5. Conclusion

We concluded that an oxidative environment can significantly impair bovine sperm motility pattern, oxidative and capacitation status, and DNA integrity. These changes would then reflect negatively on embryonic development from cleavage to blastocyst stage. Also, our study validated a new method to evaluate oxidative stress, CellROX green, which is more sensitive and efficient when compared to another assay normally used for sperm.
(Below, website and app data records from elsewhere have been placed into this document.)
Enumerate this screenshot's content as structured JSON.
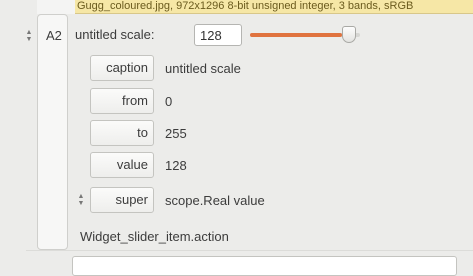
{
  "info_bar": {
    "text": "Gugg_coloured.jpg, 972x1296 8-bit unsigned integer, 3 bands, sRGB"
  },
  "row": {
    "label": "A2"
  },
  "slider": {
    "label": "untitled scale:",
    "value": "128",
    "fraction": 0.84,
    "accent_color": "#e0733f"
  },
  "properties": [
    {
      "name": "caption",
      "value": "untitled scale"
    },
    {
      "name": "from",
      "value": "0"
    },
    {
      "name": "to",
      "value": "255"
    },
    {
      "name": "value",
      "value": "128"
    },
    {
      "name": "super",
      "value": "scope.Real value"
    }
  ],
  "action": {
    "label": "Widget_slider_item.action"
  },
  "icons": {
    "updown": "spin-up-down-icon"
  }
}
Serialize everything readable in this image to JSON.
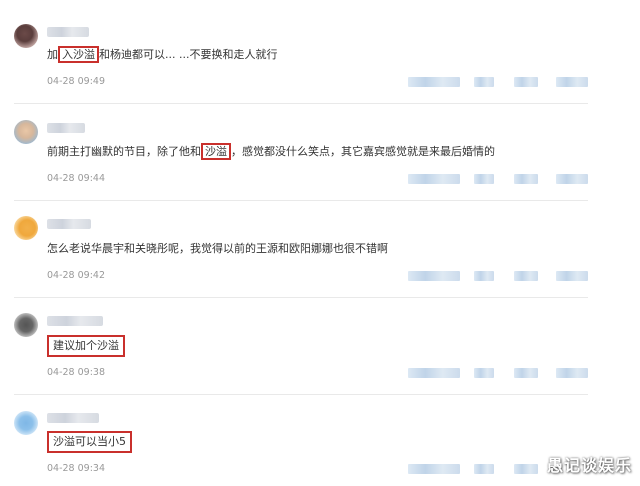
{
  "comments": [
    {
      "text_before": "加",
      "highlight": "入沙溢",
      "text_after": "和杨迪都可以... ...不要换和走人就行",
      "time": "04-28 09:49"
    },
    {
      "text_before": "前期主打幽默的节目，除了他和",
      "highlight": "沙溢",
      "text_after": "，感觉都没什么笑点，其它嘉宾感觉就是来最后婚情的",
      "time": "04-28 09:44"
    },
    {
      "text": "怎么老说华晨宇和关晓彤呢，我觉得以前的王源和欧阳娜娜也很不错啊",
      "time": "04-28 09:42"
    },
    {
      "highlight": "建议加个沙溢",
      "time": "04-28 09:38"
    },
    {
      "highlight": "沙溢可以当小5",
      "time": "04-28 09:34"
    }
  ],
  "watermark": "愚记谈娱乐",
  "colors": {
    "highlight_border": "#c9302c",
    "time": "#999999",
    "action_blur": "#b9cfe6"
  }
}
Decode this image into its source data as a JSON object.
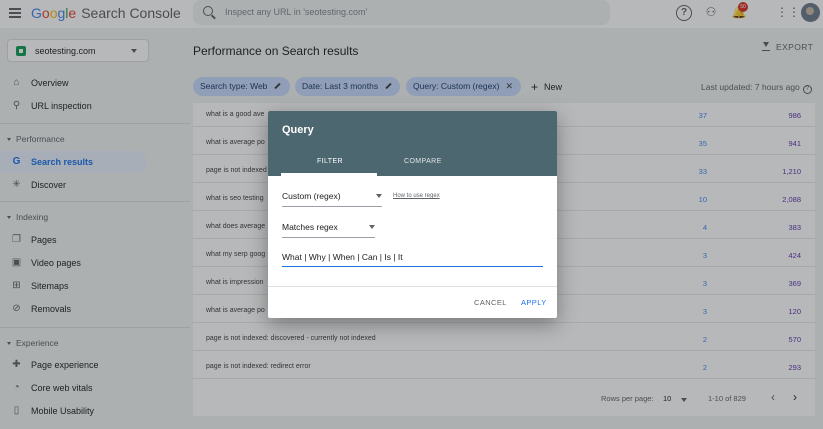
{
  "header": {
    "logo_google": [
      "G",
      "o",
      "o",
      "g",
      "l",
      "e"
    ],
    "logo_product": "Search Console",
    "search_placeholder": "Inspect any URL in 'seotesting.com'",
    "notification_count": "50"
  },
  "property": {
    "name": "seotesting.com"
  },
  "sidebar": {
    "items_top": [
      {
        "label": "Overview",
        "icon": "home-icon",
        "glyph": "⌂"
      },
      {
        "label": "URL inspection",
        "icon": "search-icon",
        "glyph": "⚲"
      }
    ],
    "performance": {
      "title": "Performance",
      "items": [
        {
          "label": "Search results",
          "icon": "google-g-icon",
          "glyph": "G"
        },
        {
          "label": "Discover",
          "icon": "asterisk-icon",
          "glyph": "✳"
        }
      ]
    },
    "indexing": {
      "title": "Indexing",
      "items": [
        {
          "label": "Pages",
          "icon": "pages-icon",
          "glyph": "❐"
        },
        {
          "label": "Video pages",
          "icon": "video-icon",
          "glyph": "▣"
        },
        {
          "label": "Sitemaps",
          "icon": "sitemap-icon",
          "glyph": "⊞"
        },
        {
          "label": "Removals",
          "icon": "removal-icon",
          "glyph": "⊘"
        }
      ]
    },
    "experience": {
      "title": "Experience",
      "items": [
        {
          "label": "Page experience",
          "icon": "page-experience-icon",
          "glyph": "✚"
        },
        {
          "label": "Core web vitals",
          "icon": "gauge-icon",
          "glyph": "◔"
        },
        {
          "label": "Mobile Usability",
          "icon": "phone-icon",
          "glyph": "▯"
        }
      ]
    }
  },
  "main": {
    "title": "Performance on Search results",
    "export_label": "EXPORT",
    "filters": [
      {
        "label": "Search type: Web"
      },
      {
        "label": "Date: Last 3 months"
      },
      {
        "label": "Query: Custom (regex)"
      }
    ],
    "new_label": "New",
    "last_updated": "Last updated: 7 hours ago"
  },
  "table": {
    "rows": [
      {
        "query": "what is a good ave",
        "clicks": "37",
        "impressions": "986"
      },
      {
        "query": "what is average po",
        "clicks": "35",
        "impressions": "941"
      },
      {
        "query": "page is not indexed",
        "clicks": "33",
        "impressions": "1,210"
      },
      {
        "query": "what is seo testing",
        "clicks": "10",
        "impressions": "2,088"
      },
      {
        "query": "what does average",
        "clicks": "4",
        "impressions": "383"
      },
      {
        "query": "what my serp goog",
        "clicks": "3",
        "impressions": "424"
      },
      {
        "query": "what is impression",
        "clicks": "3",
        "impressions": "369"
      },
      {
        "query": "what is average po",
        "clicks": "3",
        "impressions": "120"
      },
      {
        "query": "page is not indexed: discovered - currently not indexed",
        "clicks": "2",
        "impressions": "570"
      },
      {
        "query": "page is not indexed: redirect error",
        "clicks": "2",
        "impressions": "293"
      }
    ],
    "pager": {
      "rows_per_page_label": "Rows per page:",
      "rows_per_page_value": "10",
      "range": "1-10 of 829"
    }
  },
  "dialog": {
    "title": "Query",
    "tabs": [
      "FILTER",
      "COMPARE"
    ],
    "filter_type": "Custom (regex)",
    "help_link": "How to use regex",
    "match_mode": "Matches regex",
    "regex_value": "What | Why | When | Can | Is | It",
    "cancel_label": "CANCEL",
    "apply_label": "APPLY"
  },
  "colors": {
    "accent": "#1a73e8",
    "dialog_header": "#4d6770",
    "chip": "#c6dafc",
    "clicks": "#4285f4",
    "impressions": "#5e35b1"
  }
}
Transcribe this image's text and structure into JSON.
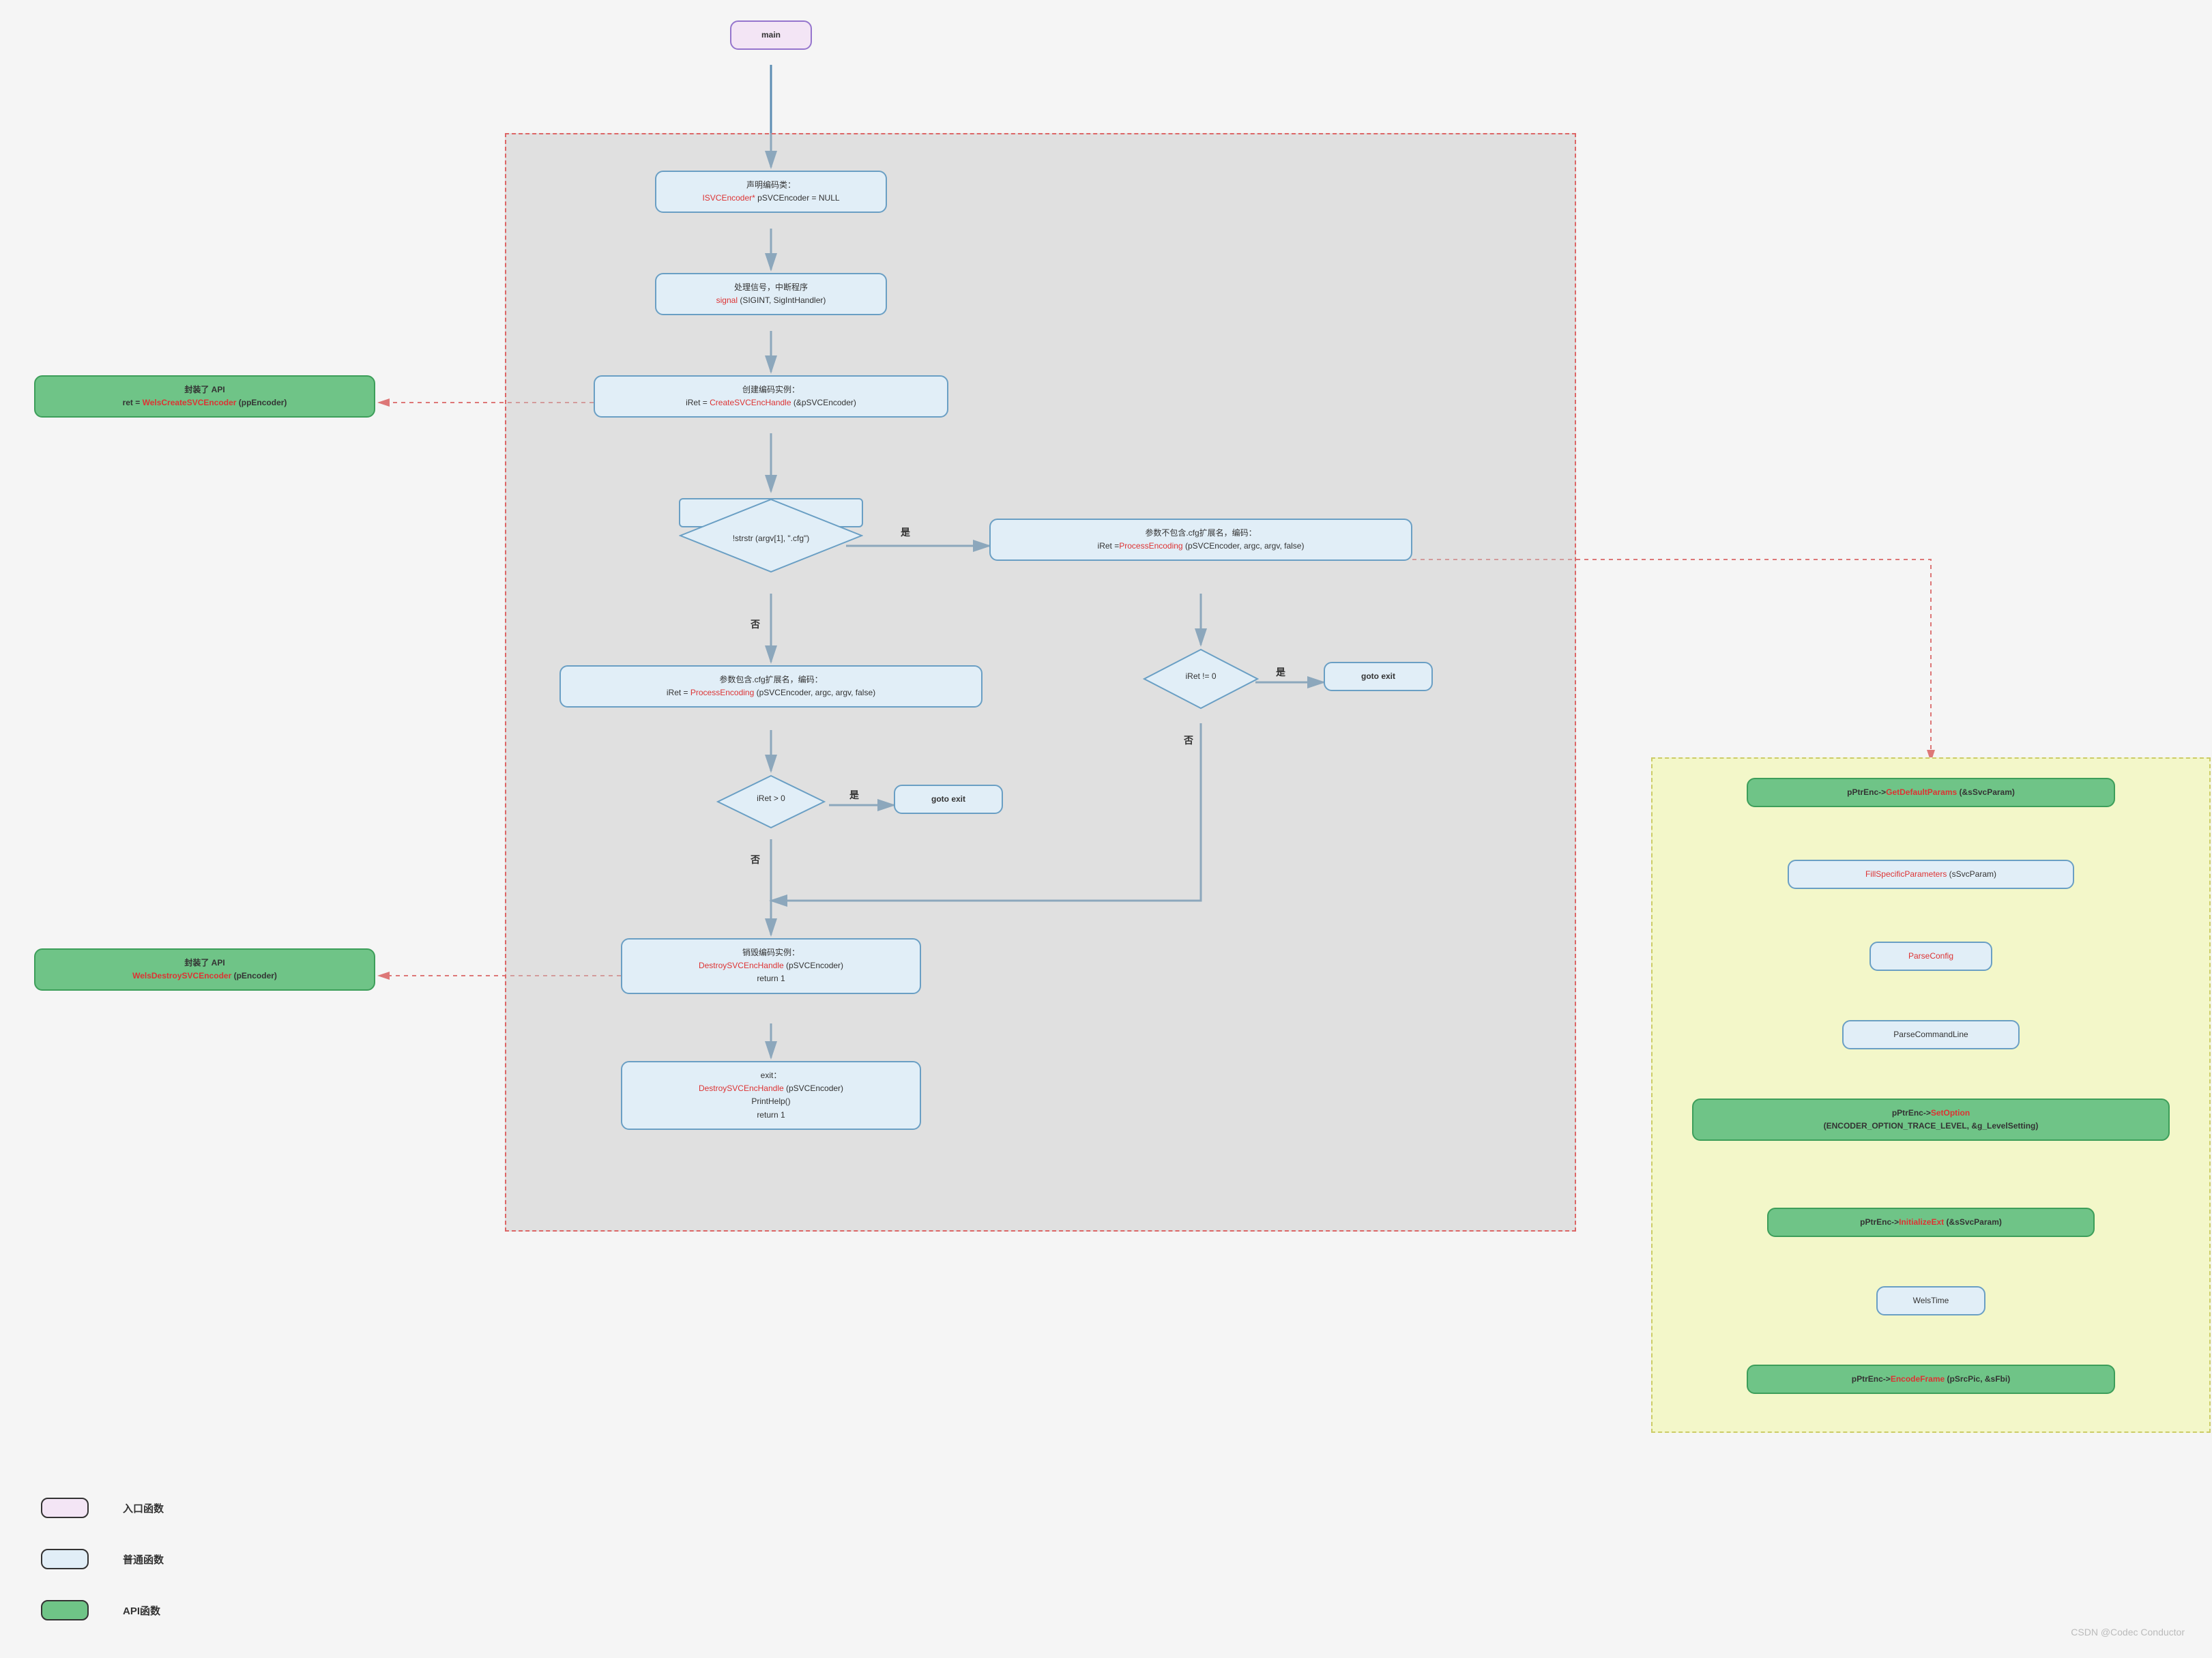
{
  "main": "main",
  "group_gray": {
    "n1_l1": "声明编码类：",
    "n1_l2p": "ISVCEncoder*",
    "n1_l2s": " pSVCEncoder = NULL",
    "n2_l1": "处理信号，中断程序",
    "n2_l2p": "signal",
    "n2_l2s": " (SIGINT, SigIntHandler)",
    "n3_l1": "创建编码实例：",
    "n3_l2a": "iRet = ",
    "n3_l2p": "CreateSVCEncHandle",
    "n3_l2s": " (&pSVCEncoder)",
    "d1": "!strstr (argv[1], \".cfg\")",
    "d1_yes": "是",
    "d1_no": "否",
    "n4_l1": "参数不包含.cfg扩展名，编码：",
    "n4_l2a": "iRet =",
    "n4_l2p": "ProcessEncoding",
    "n4_l2s": " (pSVCEncoder, argc, argv, false)",
    "d2": "iRet != 0",
    "d2_yes": "是",
    "d2_no": "否",
    "goto1": "goto exit",
    "n5_l1": "参数包含.cfg扩展名，编码：",
    "n5_l2a": "iRet = ",
    "n5_l2p": "ProcessEncoding",
    "n5_l2s": " (pSVCEncoder, argc, argv, false)",
    "d3": "iRet > 0",
    "d3_yes": "是",
    "d3_no": "否",
    "goto2": "goto exit",
    "n6_l1": "销毁编码实例：",
    "n6_l2p": "DestroySVCEncHandle",
    "n6_l2s": " (pSVCEncoder)",
    "n6_l3": "return 1",
    "n7_l1": "exit：",
    "n7_l2p": "DestroySVCEncHandle",
    "n7_l2s": " (pSVCEncoder)",
    "n7_l3": "PrintHelp()",
    "n7_l4": "return 1"
  },
  "left": {
    "b1_l1": "封装了 API",
    "b1_l2a": "ret = ",
    "b1_l2p": "WelsCreateSVCEncoder",
    "b1_l2s": " (ppEncoder)",
    "b2_l1": "封装了 API",
    "b2_l2p": "WelsDestroySVCEncoder",
    "b2_l2s": " (pEncoder)"
  },
  "right": {
    "r1a": "pPtrEnc->",
    "r1p": "GetDefaultParams",
    "r1s": " (&sSvcParam)",
    "r2p": "FillSpecificParameters",
    "r2s": " (sSvcParam)",
    "r3": "ParseConfig",
    "r4": "ParseCommandLine",
    "r5a": "pPtrEnc->",
    "r5p": "SetOption",
    "r5b": "(ENCODER_OPTION_TRACE_LEVEL, &g_LevelSetting)",
    "r6a": "pPtrEnc->",
    "r6p": "InitializeExt",
    "r6s": " (&sSvcParam)",
    "r7": "WelsTime",
    "r8a": "pPtrEnc->",
    "r8p": "EncodeFrame",
    "r8s": " (pSrcPic, &sFbi)"
  },
  "legend": {
    "l1": "入口函数",
    "l2": "普通函数",
    "l3": "API函数"
  },
  "watermark": "CSDN @Codec Conductor"
}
More studies focusing on the moments between first cleavage and embryonic genome activation should be conducted aiming to better understand the deleterious effect of oxidized sperm in this particular period.

Conflict of Interests

The authors declare that there is no conflict of interests regarding the publication of this paper.


This study was supported by São Paulo Research Foundation (FAPESP), Process no. 2012/22915-8, and National Board for Scientific and Technological Development (CNPq), Process no. 480760/2012-8.

Supplementary Materials

Supplementary material provides statistic data information of sperm evaluations (experiment 1 and 2) and embryo development analysis not shown in the article.

  1. Supplementary Material